Yesha said the company represents the kind of commercial research spinoff she is trying to foster at IDSC and throughout the UM campus. “This is very much in the realm of my vision and why I came to UM,” said Yesha, who also serves as the Knight Foundation Endowed Chair of Data Science and AI. “There are a lot of great ideas on campus that have this potential. I would like to dedicate more of my time, energy, and know-how to these types of efforts, and see how we can help faculty and students around campus realize their dreams.”

Samuil AminFastFormulator came about nearly by chance when Amin and Yesha met at an event on UM’s Coral Gables campus in January of 2023. Amin had spent more than two decades working for some of the biggest chemical companies in the world, including Loreal, Unilever, and Exxon/Mobil.

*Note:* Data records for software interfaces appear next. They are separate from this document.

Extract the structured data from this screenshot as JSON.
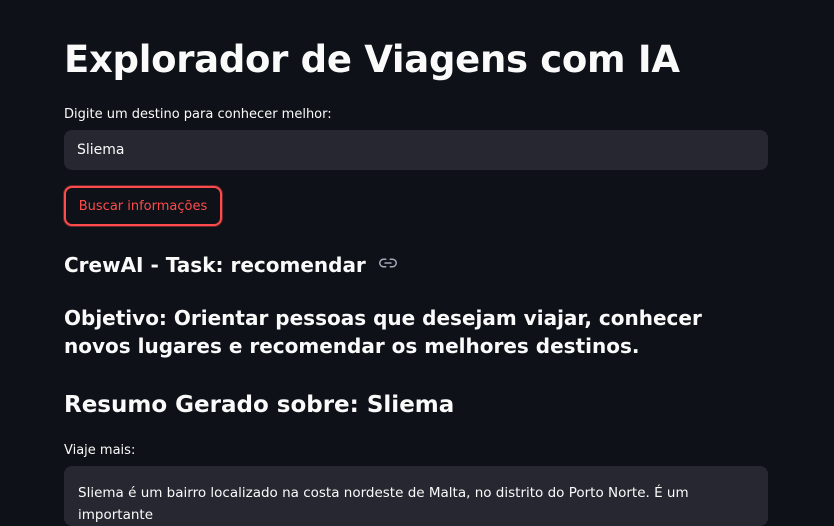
{
  "page": {
    "title": "Explorador de Viagens com IA"
  },
  "destination_input": {
    "label": "Digite um destino para conhecer melhor:",
    "value": "Sliema"
  },
  "search_button": {
    "label": "Buscar informações"
  },
  "crew": {
    "task_heading": "CrewAI - Task: recomendar",
    "objective": "Objetivo: Orientar pessoas que desejam viajar, conhecer novos lugares e recomendar os melhores destinos."
  },
  "summary": {
    "heading": "Resumo Gerado sobre: Sliema",
    "text_label": "Viaje mais:",
    "text": "Sliema é um bairro localizado na costa nordeste de Malta, no distrito do Porto Norte. É um importante"
  },
  "icons": {
    "task_link": "link-icon"
  },
  "colors": {
    "background": "#0e1117",
    "input_background": "#262730",
    "accent": "#ff4b4b",
    "text": "#fafafa"
  }
}
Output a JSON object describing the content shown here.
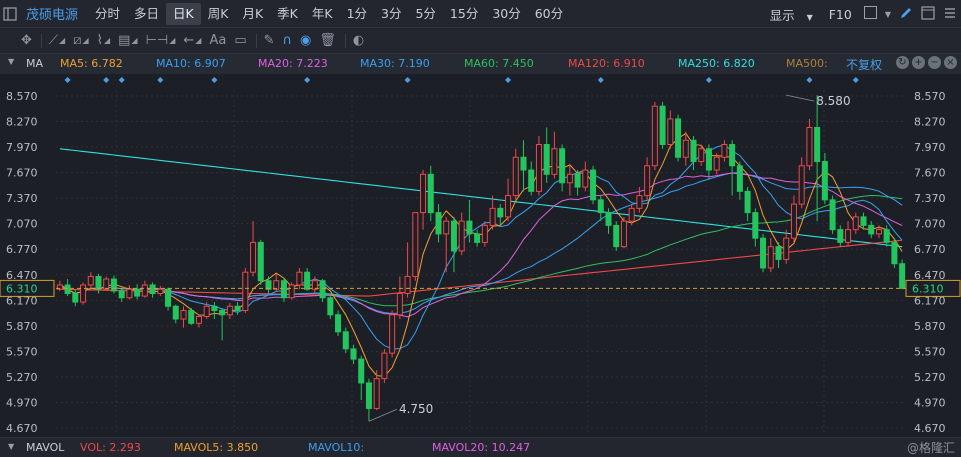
{
  "toolbar": {
    "stock_name": "茂硕电源",
    "periods": [
      "分时",
      "多日",
      "日K",
      "周K",
      "月K",
      "季K",
      "年K",
      "1分",
      "3分",
      "5分",
      "15分",
      "30分",
      "60分"
    ],
    "active_period": "日K",
    "display_label": "显示",
    "f10_label": "F10"
  },
  "drawing_tools": {
    "text_tool_label": "Aa"
  },
  "ma_bar": {
    "label": "MA",
    "items": [
      {
        "text": "MA5: 6.782",
        "color": "#f0a030"
      },
      {
        "text": "MA10: 6.907",
        "color": "#3aa0f0"
      },
      {
        "text": "MA20: 7.223",
        "color": "#e060e0"
      },
      {
        "text": "MA30: 7.190",
        "color": "#3aa0f0"
      },
      {
        "text": "MA60: 7.450",
        "color": "#30c060"
      },
      {
        "text": "MA120: 6.910",
        "color": "#f04848"
      },
      {
        "text": "MA250: 6.820",
        "color": "#30e0e0"
      },
      {
        "text": "MA500:",
        "color": "#b08040"
      }
    ],
    "fuquan_label": "不复权"
  },
  "vol_bar": {
    "label": "MAVOL",
    "items": [
      {
        "text": "VOL: 2.293",
        "color": "#f04848"
      },
      {
        "text": "MAVOL5: 3.850",
        "color": "#f0a030"
      },
      {
        "text": "MAVOL10:",
        "color": "#3aa0f0"
      },
      {
        "text": "MAVOL20: 10.247",
        "color": "#e060e0"
      }
    ],
    "watermark": "@格隆汇"
  },
  "colors": {
    "up": "#f04848",
    "down": "#22c55e",
    "ma5": "#f0a030",
    "ma10": "#3aa0f0",
    "ma20": "#e060e0",
    "ma30": "#3aa0f0",
    "ma60": "#30c060",
    "ma120": "#f04848",
    "ma250": "#30e0e0",
    "current_price": "#d4a030",
    "diamond": "#4a9fe8"
  },
  "chart_data": {
    "type": "candlestick",
    "y_ticks": [
      8.57,
      8.27,
      7.97,
      7.67,
      7.37,
      7.07,
      6.77,
      6.47,
      6.17,
      5.87,
      5.57,
      5.27,
      4.97,
      4.67
    ],
    "ylim": [
      4.6,
      8.64
    ],
    "current_price": 6.31,
    "current_price_label": "6.310",
    "annotations": [
      {
        "text": "8.580",
        "value": 8.58,
        "index": 94
      },
      {
        "text": "4.750",
        "value": 4.75,
        "index": 40
      }
    ],
    "candles": [
      [
        6.3,
        6.35,
        6.28,
        6.4
      ],
      [
        6.35,
        6.25,
        6.22,
        6.42
      ],
      [
        6.25,
        6.15,
        6.1,
        6.3
      ],
      [
        6.15,
        6.35,
        6.12,
        6.38
      ],
      [
        6.35,
        6.45,
        6.3,
        6.5
      ],
      [
        6.45,
        6.3,
        6.25,
        6.48
      ],
      [
        6.3,
        6.42,
        6.28,
        6.45
      ],
      [
        6.42,
        6.28,
        6.25,
        6.46
      ],
      [
        6.28,
        6.2,
        6.15,
        6.32
      ],
      [
        6.2,
        6.3,
        6.18,
        6.35
      ],
      [
        6.3,
        6.22,
        6.18,
        6.36
      ],
      [
        6.22,
        6.35,
        6.2,
        6.4
      ],
      [
        6.35,
        6.25,
        6.2,
        6.38
      ],
      [
        6.25,
        6.3,
        6.22,
        6.34
      ],
      [
        6.3,
        6.1,
        6.05,
        6.32
      ],
      [
        6.1,
        5.95,
        5.9,
        6.12
      ],
      [
        5.95,
        6.05,
        5.85,
        6.1
      ],
      [
        6.05,
        5.9,
        5.88,
        6.08
      ],
      [
        5.9,
        5.98,
        5.85,
        6.0
      ],
      [
        5.98,
        6.1,
        5.95,
        6.15
      ],
      [
        6.1,
        6.05,
        5.95,
        6.15
      ],
      [
        6.05,
        6.0,
        5.7,
        6.08
      ],
      [
        6.0,
        6.1,
        5.95,
        6.14
      ],
      [
        6.1,
        6.05,
        6.0,
        6.15
      ],
      [
        6.05,
        6.5,
        6.02,
        6.55
      ],
      [
        6.5,
        6.85,
        6.45,
        7.1
      ],
      [
        6.85,
        6.4,
        6.35,
        6.88
      ],
      [
        6.4,
        6.3,
        6.25,
        6.45
      ],
      [
        6.3,
        6.4,
        6.28,
        6.48
      ],
      [
        6.4,
        6.2,
        6.15,
        6.43
      ],
      [
        6.2,
        6.35,
        6.18,
        6.38
      ],
      [
        6.35,
        6.5,
        6.3,
        6.55
      ],
      [
        6.5,
        6.3,
        6.28,
        6.55
      ],
      [
        6.3,
        6.4,
        6.25,
        6.45
      ],
      [
        6.4,
        6.2,
        6.15,
        6.42
      ],
      [
        6.2,
        6.0,
        5.95,
        6.25
      ],
      [
        6.0,
        5.8,
        5.75,
        6.05
      ],
      [
        5.8,
        5.6,
        5.55,
        5.85
      ],
      [
        5.6,
        5.48,
        5.42,
        5.65
      ],
      [
        5.48,
        5.2,
        5.0,
        5.52
      ],
      [
        5.2,
        4.9,
        4.75,
        5.25
      ],
      [
        4.9,
        5.25,
        4.88,
        5.35
      ],
      [
        5.25,
        5.55,
        5.2,
        5.6
      ],
      [
        5.55,
        6.0,
        5.5,
        6.05
      ],
      [
        6.0,
        6.25,
        5.95,
        6.45
      ],
      [
        6.25,
        6.45,
        6.2,
        6.85
      ],
      [
        6.45,
        7.2,
        6.4,
        7.2
      ],
      [
        7.2,
        7.65,
        7.0,
        7.7
      ],
      [
        7.65,
        7.2,
        7.1,
        7.75
      ],
      [
        7.2,
        6.95,
        6.85,
        7.3
      ],
      [
        6.95,
        7.1,
        6.5,
        7.15
      ],
      [
        7.1,
        6.75,
        6.5,
        7.15
      ],
      [
        6.75,
        7.1,
        6.7,
        7.2
      ],
      [
        7.1,
        6.95,
        6.85,
        7.35
      ],
      [
        6.95,
        6.85,
        6.8,
        7.0
      ],
      [
        6.85,
        7.05,
        6.8,
        7.1
      ],
      [
        7.05,
        7.25,
        7.0,
        7.4
      ],
      [
        7.25,
        7.15,
        7.05,
        7.3
      ],
      [
        7.15,
        7.4,
        7.1,
        7.6
      ],
      [
        7.4,
        7.85,
        7.35,
        7.95
      ],
      [
        7.85,
        7.7,
        7.45,
        8.05
      ],
      [
        7.7,
        7.45,
        7.4,
        7.8
      ],
      [
        7.45,
        8.0,
        7.4,
        8.1
      ],
      [
        8.0,
        7.65,
        7.55,
        8.2
      ],
      [
        7.65,
        7.95,
        7.6,
        8.15
      ],
      [
        7.95,
        7.55,
        7.45,
        8.0
      ],
      [
        7.55,
        7.65,
        7.4,
        7.75
      ],
      [
        7.65,
        7.5,
        7.4,
        7.7
      ],
      [
        7.5,
        7.7,
        7.45,
        7.8
      ],
      [
        7.7,
        7.35,
        7.3,
        7.75
      ],
      [
        7.35,
        7.2,
        7.1,
        7.4
      ],
      [
        7.2,
        7.05,
        6.95,
        7.25
      ],
      [
        7.05,
        6.8,
        6.75,
        7.1
      ],
      [
        6.8,
        7.1,
        6.78,
        7.15
      ],
      [
        7.1,
        7.25,
        7.05,
        7.3
      ],
      [
        7.25,
        7.4,
        7.2,
        7.5
      ],
      [
        7.4,
        7.75,
        7.35,
        7.85
      ],
      [
        7.75,
        8.45,
        7.7,
        8.5
      ],
      [
        8.45,
        8.0,
        7.95,
        8.5
      ],
      [
        8.0,
        8.3,
        7.95,
        8.4
      ],
      [
        8.3,
        7.85,
        7.8,
        8.35
      ],
      [
        7.85,
        8.05,
        7.75,
        8.15
      ],
      [
        8.05,
        7.8,
        7.7,
        8.1
      ],
      [
        7.8,
        7.95,
        7.75,
        8.0
      ],
      [
        7.95,
        7.7,
        7.6,
        8.0
      ],
      [
        7.7,
        7.85,
        7.65,
        7.9
      ],
      [
        7.85,
        8.0,
        7.8,
        8.05
      ],
      [
        8.0,
        7.75,
        7.4,
        8.05
      ],
      [
        7.75,
        7.45,
        7.35,
        7.8
      ],
      [
        7.45,
        7.2,
        7.1,
        7.5
      ],
      [
        7.2,
        6.9,
        6.8,
        7.25
      ],
      [
        6.9,
        6.55,
        6.5,
        6.95
      ],
      [
        6.55,
        6.8,
        6.5,
        6.9
      ],
      [
        6.8,
        6.65,
        6.55,
        6.85
      ],
      [
        6.65,
        6.9,
        6.6,
        7.0
      ],
      [
        6.9,
        7.3,
        6.85,
        7.4
      ],
      [
        7.3,
        7.75,
        7.25,
        7.85
      ],
      [
        7.75,
        8.2,
        7.7,
        8.3
      ],
      [
        8.2,
        7.8,
        7.1,
        8.58
      ],
      [
        7.8,
        7.35,
        7.3,
        7.9
      ],
      [
        7.35,
        7.0,
        6.95,
        7.4
      ],
      [
        7.0,
        6.85,
        6.8,
        7.05
      ],
      [
        6.85,
        7.0,
        6.8,
        7.1
      ],
      [
        7.0,
        7.15,
        6.95,
        7.2
      ],
      [
        7.15,
        7.05,
        7.0,
        7.2
      ],
      [
        7.05,
        6.95,
        6.9,
        7.1
      ],
      [
        6.95,
        7.0,
        6.9,
        7.05
      ],
      [
        7.0,
        6.85,
        6.8,
        7.05
      ],
      [
        6.85,
        6.6,
        6.55,
        6.9
      ],
      [
        6.6,
        6.31,
        6.3,
        6.65
      ]
    ]
  }
}
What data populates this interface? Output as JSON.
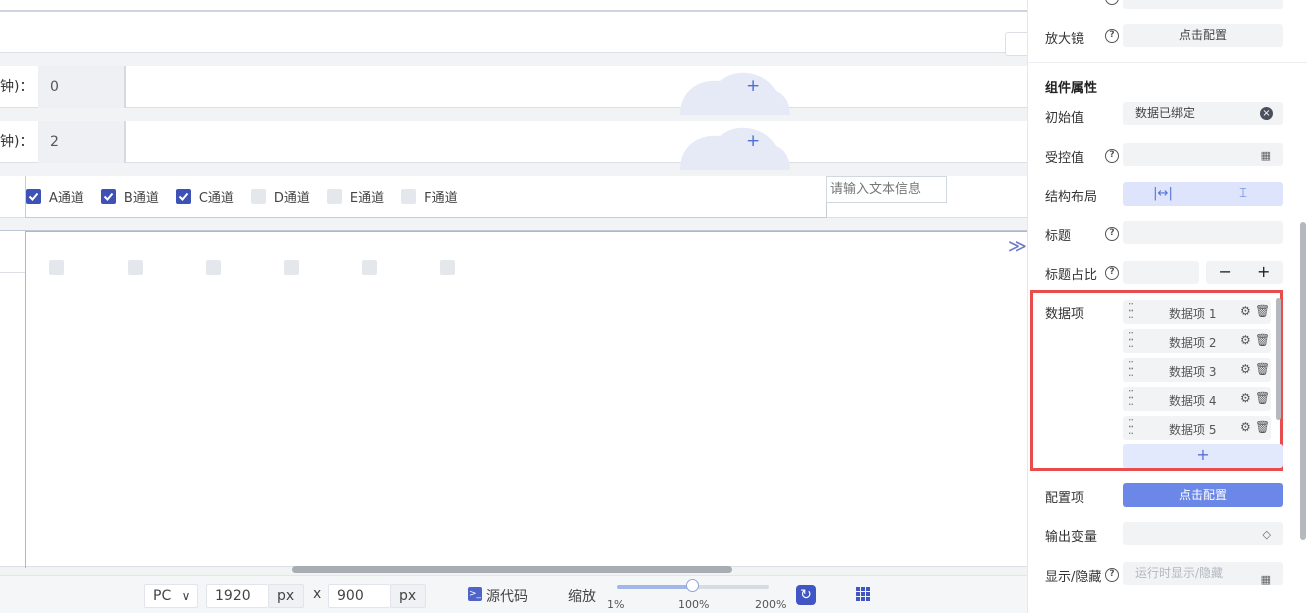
{
  "canvas": {
    "row2": {
      "label": "钟)：",
      "value": "0"
    },
    "row3": {
      "label": "钟)：",
      "value": "2"
    },
    "plus": "+",
    "checkboxes": [
      {
        "label": "A通道",
        "checked": true
      },
      {
        "label": "B通道",
        "checked": true
      },
      {
        "label": "C通道",
        "checked": true
      },
      {
        "label": "D通道",
        "checked": false
      },
      {
        "label": "E通道",
        "checked": false
      },
      {
        "label": "F通道",
        "checked": false
      }
    ],
    "text_input_placeholder": "请输入文本信息"
  },
  "toolbar": {
    "device": "PC",
    "device_arrow": "∨",
    "width": "1920",
    "height": "900",
    "unit": "px",
    "times": "x",
    "source_code": "源代码",
    "zoom_label": "缩放",
    "zoom_min": "1%",
    "zoom_mid": "100%",
    "zoom_max": "200%",
    "zoom_fraction": 0.5
  },
  "panel": {
    "magnifier": {
      "label": "放大镜",
      "button": "点击配置"
    },
    "section_title": "组件属性",
    "initial_value": {
      "label": "初始值",
      "value": "数据已绑定"
    },
    "controlled_value": {
      "label": "受控值"
    },
    "layout": {
      "label": "结构布局",
      "opt1": "|↔|",
      "opt2": "⌶"
    },
    "title": {
      "label": "标题"
    },
    "title_ratio": {
      "label": "标题占比",
      "minus": "−",
      "plus": "+"
    },
    "data_items": {
      "label": "数据项",
      "items": [
        "数据项 1",
        "数据项 2",
        "数据项 3",
        "数据项 4",
        "数据项 5"
      ],
      "add": "+"
    },
    "config": {
      "label": "配置项",
      "button": "点击配置"
    },
    "output_var": {
      "label": "输出变量"
    },
    "visibility": {
      "label": "显示/隐藏",
      "placeholder": "运行时显示/隐藏"
    }
  },
  "colors": {
    "accent": "#3e51b5",
    "primary_button": "#6b87e8",
    "highlight_frame": "#e84c4c"
  }
}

He left the private sector and joined UM as a Professor of Practice in the hopes of finding computer scientists who could help with his idea of using AI/ML to streamline the chemical formulation and product design process.

Yesha had spent her career developing AI/ML techniques that have been used to create electronic commerce systems, repair the Hubble Space Telescope, identify lung cancers, and mine health care data to forecast illness and create new therapies, but had no experience with chemical development.

Yet the two bonded immediately and saw an opportunity to upend the way companies (cosmetics, consumer goods, foods, coatings, etc.) develop their formulated products. “Yelena saw it quickly,” Amin said. “We hit it off.”

Amin said the formulated-products-based companies such as cosmetics and consumer goods are facing pressure from consumers and regulators to completely reengineer their products so they’re more eco-friendly and sustainable, but are struggling to do so because their development processes are so slow.

Amin uses the example of shampoos to illustrate the point. Most shampoo companies developed their signature products decades ago, only tinkering with the complex formulas from time to time. Now they’re being forced to remove problematic ingredients, replace them with more eco-friendly ingredients, and still deliver the same product. But since the companies still use experiment-intensive development techniques, making such wholesale changes has been slow, costly, and ineffective.

“I can give you the most green shampoo on earth, the most biodegradable, but it doesn’t clean your hair, it doesn’t foam up, and it’s water-thin. You’re never going to sell that,” he said.

FastFormulator is designed to make broad changes quickly while maintaining the quality and feel of the original products. Rather than testing out each chemical combination one by one, Yesha and Amin have started cataloging the effects of each ingredient (and untold combinations of those ingredients) and training a computer to quickly test out thousands of combinations to identify the ideal formula.

“AI/ML will actually identify those gold nuggets in the formulation, where other people, just by the sheer number of experiments you need to get there, may never know exist.”

“AI/ML will actually identify those gold nuggets in the formulation, where other people, just by the sheer number of experiments you need to get there, may never know exist,” Amin said.

The duo fast-tracked their research and, within one year, have already patented the concept and incorporated their new business. Since their research was developed at the University of Miami, they had to negotiate with the University’s Office of Technology Transfer (OTT), which oversees the commercialization of all innovations developed on campus. The OTT obtained a patent on the process developed by Amin and Yesha, allowing the duo to co-found FastFormulator with UM retaining equity in the company and a percentage of profits.

The company now has a standalone office/laboratory at Converge Miami, has signed several clients and hired two full-time contractors who are already working on the company’s first projects. Yesha said they will soon hire a Board of Advisors and a CEO to run the day-to-day operations, as Yesha and Amin continue fine-tuning the product and recruiting more clients.

“We want the community to know
that these things are possible at UM.”

Yesha intends to spend about one day a week focused on the new company, but the rest of her time will be spent back at UM searching for the next big opportunity. “We want the community to know that these things are possible at UM,” she said.


Story by Alan R. Gomez

FastFormulator logo